**Task statement**
Would you return each entry exactly as written, omitting any pictures?

START The input

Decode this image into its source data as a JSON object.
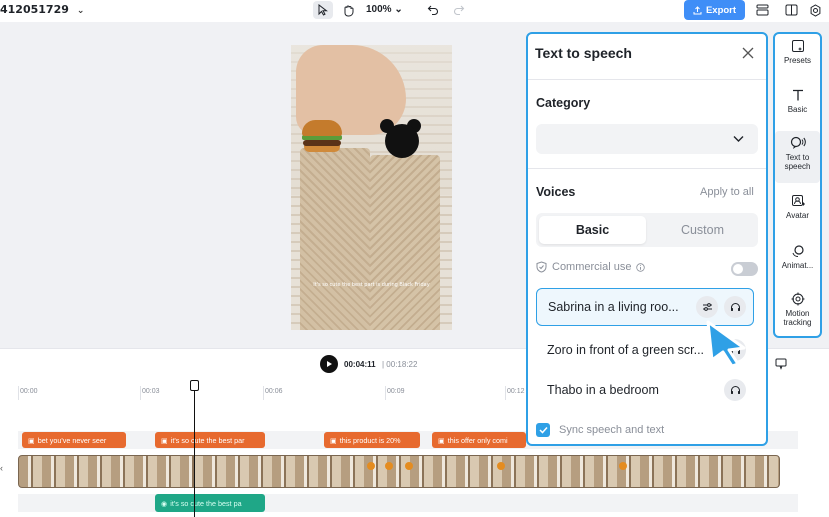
{
  "topbar": {
    "project_name": "412051729",
    "zoom": "100%",
    "export_label": "Export"
  },
  "preview": {
    "subtitle": "It's so cute the best part is during Black Friday"
  },
  "player": {
    "current_time": "00:04:11",
    "total_time": "| 00:18:22"
  },
  "timeline": {
    "ticks": [
      "00:00",
      "00:03",
      "00:06",
      "00:09",
      "00:12"
    ],
    "captions": [
      "bet you've never seer",
      "it's so cute the best par",
      "this product is 20%",
      "this offer only comi"
    ],
    "audio_clip": "it's so cute the best pa"
  },
  "tts_panel": {
    "title": "Text to speech",
    "category_label": "Category",
    "category_value": "",
    "voices_label": "Voices",
    "apply_all": "Apply to all",
    "tabs": [
      "Basic",
      "Custom"
    ],
    "active_tab": "Basic",
    "commercial_use": "Commercial use",
    "commercial_enabled": false,
    "voices": [
      {
        "name": "Sabrina in a living roo...",
        "selected": true
      },
      {
        "name": "Zoro in front of a green scr...",
        "selected": false
      },
      {
        "name": "Thabo in a bedroom",
        "selected": false
      }
    ],
    "sync_label": "Sync speech and text",
    "sync_checked": true
  },
  "rail": {
    "items": [
      {
        "label": "Presets",
        "icon": "presets-icon"
      },
      {
        "label": "Basic",
        "icon": "text-icon"
      },
      {
        "label": "Text to speech",
        "icon": "speech-icon",
        "active": true
      },
      {
        "label": "Avatar",
        "icon": "avatar-icon"
      },
      {
        "label": "Animat...",
        "icon": "animation-icon"
      },
      {
        "label": "Motion tracking",
        "icon": "motion-tracking-icon"
      }
    ]
  },
  "colors": {
    "accent": "#2fa0e6",
    "export": "#3f8ef7",
    "caption": "#e76a2f",
    "audio": "#1fa787"
  }
}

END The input

**Result for this exercise**
Decode this image into its source data as a JSON object.
{
  "topbar": {
    "project_name": "412051729",
    "zoom": "100%",
    "export_label": "Export"
  },
  "preview": {
    "subtitle": "It's so cute the best part is during Black Friday"
  },
  "player": {
    "current_time": "00:04:11",
    "total_time": "| 00:18:22"
  },
  "timeline": {
    "ticks": [
      "00:00",
      "00:03",
      "00:06",
      "00:09",
      "00:12"
    ],
    "captions": [
      "bet you've never seer",
      "it's so cute the best par",
      "this product is 20%",
      "this offer only comi"
    ],
    "audio_clip": "it's so cute the best pa"
  },
  "tts_panel": {
    "title": "Text to speech",
    "category_label": "Category",
    "category_value": "",
    "voices_label": "Voices",
    "apply_all": "Apply to all",
    "tabs": [
      "Basic",
      "Custom"
    ],
    "active_tab": "Basic",
    "commercial_use": "Commercial use",
    "commercial_enabled": false,
    "voices": [
      {
        "name": "Sabrina in a living roo...",
        "selected": true
      },
      {
        "name": "Zoro in front of a green scr...",
        "selected": false
      },
      {
        "name": "Thabo in a bedroom",
        "selected": false
      }
    ],
    "sync_label": "Sync speech and text",
    "sync_checked": true
  },
  "rail": {
    "items": [
      {
        "label": "Presets",
        "icon": "presets-icon"
      },
      {
        "label": "Basic",
        "icon": "text-icon"
      },
      {
        "label": "Text to speech",
        "icon": "speech-icon",
        "active": true
      },
      {
        "label": "Avatar",
        "icon": "avatar-icon"
      },
      {
        "label": "Animat...",
        "icon": "animation-icon"
      },
      {
        "label": "Motion tracking",
        "icon": "motion-tracking-icon"
      }
    ]
  },
  "colors": {
    "accent": "#2fa0e6",
    "export": "#3f8ef7",
    "caption": "#e76a2f",
    "audio": "#1fa787"
  }
}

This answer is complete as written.